* Description of the task: Check each line of the material, and show the ones that include the word "北极熊俄语字幕组".

* Extracted material:
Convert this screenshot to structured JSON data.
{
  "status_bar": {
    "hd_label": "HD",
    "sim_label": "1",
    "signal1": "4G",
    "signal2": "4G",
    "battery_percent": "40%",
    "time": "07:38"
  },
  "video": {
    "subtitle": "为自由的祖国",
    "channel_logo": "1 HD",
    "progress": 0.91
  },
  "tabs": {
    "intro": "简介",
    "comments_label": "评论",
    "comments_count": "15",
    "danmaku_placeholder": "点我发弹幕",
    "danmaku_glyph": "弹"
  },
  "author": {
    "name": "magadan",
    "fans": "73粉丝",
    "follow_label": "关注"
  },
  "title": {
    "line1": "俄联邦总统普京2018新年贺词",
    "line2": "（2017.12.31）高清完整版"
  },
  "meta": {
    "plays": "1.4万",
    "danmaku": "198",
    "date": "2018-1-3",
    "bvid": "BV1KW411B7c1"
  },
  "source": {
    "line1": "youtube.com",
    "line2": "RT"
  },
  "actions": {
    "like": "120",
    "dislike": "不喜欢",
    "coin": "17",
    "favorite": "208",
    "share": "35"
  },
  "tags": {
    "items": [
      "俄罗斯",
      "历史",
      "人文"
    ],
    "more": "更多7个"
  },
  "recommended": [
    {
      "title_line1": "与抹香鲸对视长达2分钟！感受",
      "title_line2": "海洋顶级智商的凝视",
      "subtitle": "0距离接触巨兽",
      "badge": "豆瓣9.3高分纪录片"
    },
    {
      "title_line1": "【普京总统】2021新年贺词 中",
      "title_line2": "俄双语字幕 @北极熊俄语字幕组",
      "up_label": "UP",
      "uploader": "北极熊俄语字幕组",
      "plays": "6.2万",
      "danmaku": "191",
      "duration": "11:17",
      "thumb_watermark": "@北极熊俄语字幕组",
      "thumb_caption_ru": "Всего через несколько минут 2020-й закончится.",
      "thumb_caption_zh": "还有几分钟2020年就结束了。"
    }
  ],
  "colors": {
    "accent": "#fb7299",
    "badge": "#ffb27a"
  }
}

* Response:
      "title_line2": "俄双语字幕 @北极熊俄语字幕组",
      "uploader": "北极熊俄语字幕组",
      "thumb_watermark": "@北极熊俄语字幕组",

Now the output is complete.